3. Done is better than perfect.
Avoid wasting time perfecting every email, note or letter when you could spend the time more profitably on something else that has a higher return on time-investment. Ask someone to proof read emails or letters instead.
Tuck it, transfer it or trash it. Quickly glance over every piece of post and every memo or email message you get. If it looks as if it’s potentially important, file it right away in a folder marked “pending” or delegate it to someone else to take care of. If it’s not relevant or it’s something you’ll never look at again, trash it. Handle your post the same way at home.
If you work with others closely, check your emails first thing so you can re-prioritise your day, and then turn off those push notifications so you’re not being constantly interrupted.
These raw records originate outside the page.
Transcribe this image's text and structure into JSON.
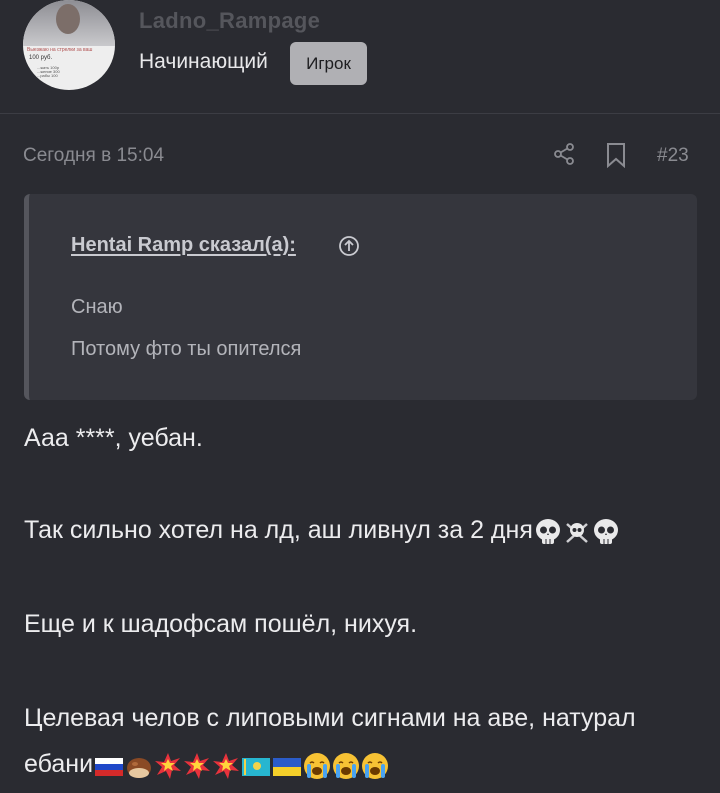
{
  "user": {
    "username": "Ladno_Rampage",
    "title": "Начинающий",
    "badge": "Игрок",
    "avatar_text": {
      "line1": "Выезжаю на стрелки за ваш",
      "line2": "100 руб.",
      "small": "...жать 100р\n...жение 300\n...рабы 100"
    }
  },
  "post": {
    "date": "Сегодня в 15:04",
    "number": "#23",
    "quote": {
      "author": "Hentai Ramp сказал(а):",
      "lines": [
        "Снаю",
        "Потому фто ты опителся"
      ]
    },
    "lines": [
      "Ааа ****, уебан.",
      "Так сильно хотел на лд, аш ливнул за 2 дня",
      "Еще и к шадофсам пошёл, нихуя.",
      "Целевая челов с липовыми сигнами на аве, натурал",
      "ебани"
    ],
    "emoji": {
      "line2": [
        "skull",
        "skull-crossbones",
        "skull"
      ],
      "line5": [
        "flag-russia",
        "chestnut",
        "collision",
        "collision",
        "collision",
        "flag-kazakhstan",
        "flag-ukraine",
        "loudly-crying-face",
        "loudly-crying-face",
        "loudly-crying-face"
      ]
    }
  },
  "colors": {
    "background": "#2a2b31",
    "quote_bg": "#35363d",
    "muted": "#8a8b91",
    "badge_bg": "#b0b0b4"
  }
}
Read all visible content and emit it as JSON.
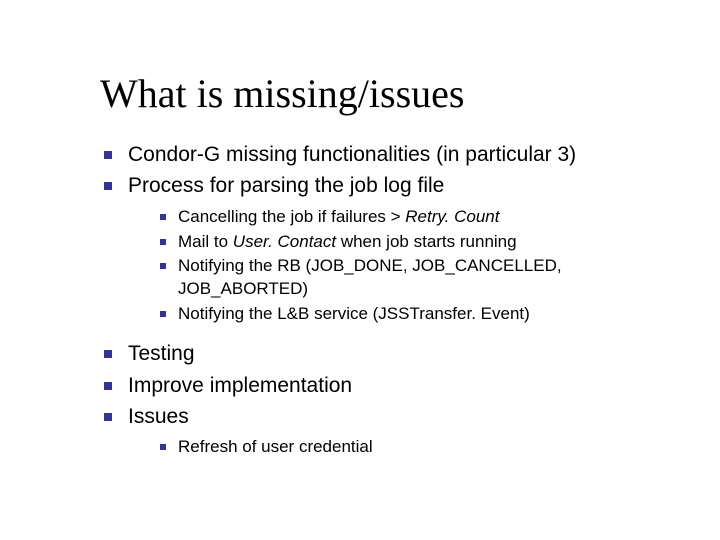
{
  "title": "What is missing/issues",
  "bullets": {
    "b1": "Condor-G missing functionalities (in particular 3)",
    "b2": "Process for parsing the job log file",
    "b2_sub": {
      "s1a": "Cancelling the job if failures > ",
      "s1b": "Retry. Count",
      "s2a": "Mail to ",
      "s2b": "User. Contact",
      "s2c": " when job starts running",
      "s3": "Notifying the RB (JOB_DONE, JOB_CANCELLED, JOB_ABORTED)",
      "s4": "Notifying the L&B service (JSSTransfer. Event)"
    },
    "b3": "Testing",
    "b4": "Improve implementation",
    "b5": "Issues",
    "b5_sub": {
      "s1": "Refresh of user credential"
    }
  },
  "colors": {
    "bullet": "#33339a"
  }
}
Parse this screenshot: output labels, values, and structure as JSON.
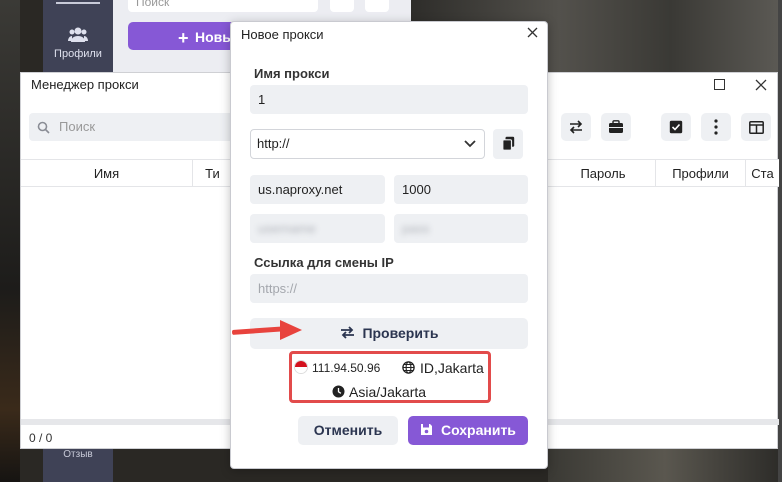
{
  "app": {
    "sidebar": {
      "profiles_label": "Профили",
      "profiles_icon": "users-icon",
      "feedback_label": "Отзыв"
    },
    "search_placeholder": "Поиск",
    "new_button": "Новый",
    "new_button_icon": "plus-icon",
    "accent_color": "#8658d6"
  },
  "proxy_manager": {
    "title": "Менеджер прокси",
    "search_placeholder": "Поиск",
    "columns": [
      "Имя",
      "Ти",
      "Пароль",
      "Профили",
      "Ста"
    ],
    "toolbar_icons": [
      "swap-icon",
      "briefcase-icon",
      "check-square-icon",
      "more-vertical-icon",
      "layout-icon"
    ],
    "footer_count": "0 / 0"
  },
  "dialog": {
    "title": "Новое прокси",
    "name_label": "Имя прокси",
    "name_value": "1",
    "protocol_value": "http://",
    "host_value": "us.naproxy.net",
    "port_value": "1000",
    "username_value": "username",
    "password_value": "pass",
    "ip_change_label": "Ссылка для смены IP",
    "ip_change_placeholder": "https://",
    "check_button": "Проверить",
    "result": {
      "ip": "111.94.50.96",
      "location": "ID,Jakarta",
      "timezone": "Asia/Jakarta"
    },
    "cancel_button": "Отменить",
    "save_button": "Сохранить"
  }
}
If your emails are not vital to your work then check them later on after finishing a difficult task as a brain changer task (more about these later)
4. Take more breaks: Respect your natural attention spans.
Stephen Covey tells a story about a woodcutter whose saw gets more blunt as time passes and yet he continues to struggle away, cutting down trees with a blunt saw. If only he would stop to sharpen his saw he’d save himself a lot of time and effort in the long run. The moral of the story? Take time to sharpen your own saw. Preserve your ability to practice and create more balance in your life by allowing yourself time to breathe and press pause.
Try working in short bursts by utilising a timer, set it for 15-25 minutes and when it goes off – take a break and stretch your legs, grab a drink or just sit for a few minutes to reset your attention span. If you’re really strapped for time, try switching to a different kind of task to give your mind a rest- we call these “brain changer tasks”. When you have lots of things to do, you can use small tasks like replying to an email or following up a phone call a chance for your brain to rest from the more strenuous tasks.
5. Chunk down your major projects
Divide large projects into manageable pieces and attack only one piece at a time in manageable chunks (no more than 30 minutes). Our goal-setting resource can help you work out the first stage of the big project and make what could seem a daunting prospect immediately more manageable.
6. Schedule Concentration Time
Block out some time every day when you can’t be disturbed except in an emergency. Use that time to get the most important tasks of the day done- preferably first thing in the morning so you’ve got the key bits out of the way first thing. Deter unwanted distractions by letting staff know what you plan to do and why – close the door to your office or clinic if you can or wear headphones to avoid distractions outside your door.
7. Stay Flexible
All your careful planning will be of little use if you assume that you can’t veer from the schedule you set, so don’t be too rigid. Instead, practice the art of effective procrastination. In other words, ask yourself, “Is putting off my next scheduled task and continuing what I’m doing an intelligent decision, or is it just a delay tactic?”
Limit the things you add to your to-do list otherwise you’ll just keep adding and adding, never reaching a point where you can stop and enjoy yourself… Which is the whole reason why you are organising your time more effectively.
8. Prior preparation prevents poor performance
Finally, start your workday right—at home the night before. Prepare your breakfast/lunch for the next day, lay out your clothes and get your workbag organised. Then spend a smug and pressure-free hour or more doing things you enjoy before going to bed.
These suggestions for are for you to streamline your time, try some out and see whether it works for you. As an added bonus suggestion, review your treatment and product costs – do the math and work out how an extra £2.00 on your treatment cost would change your monthly takings. If there’s a benefit to you, discuss the idea to colleagues and plan how you would like to introduce the new fee AND when you will review costs again.
Interested in reading more?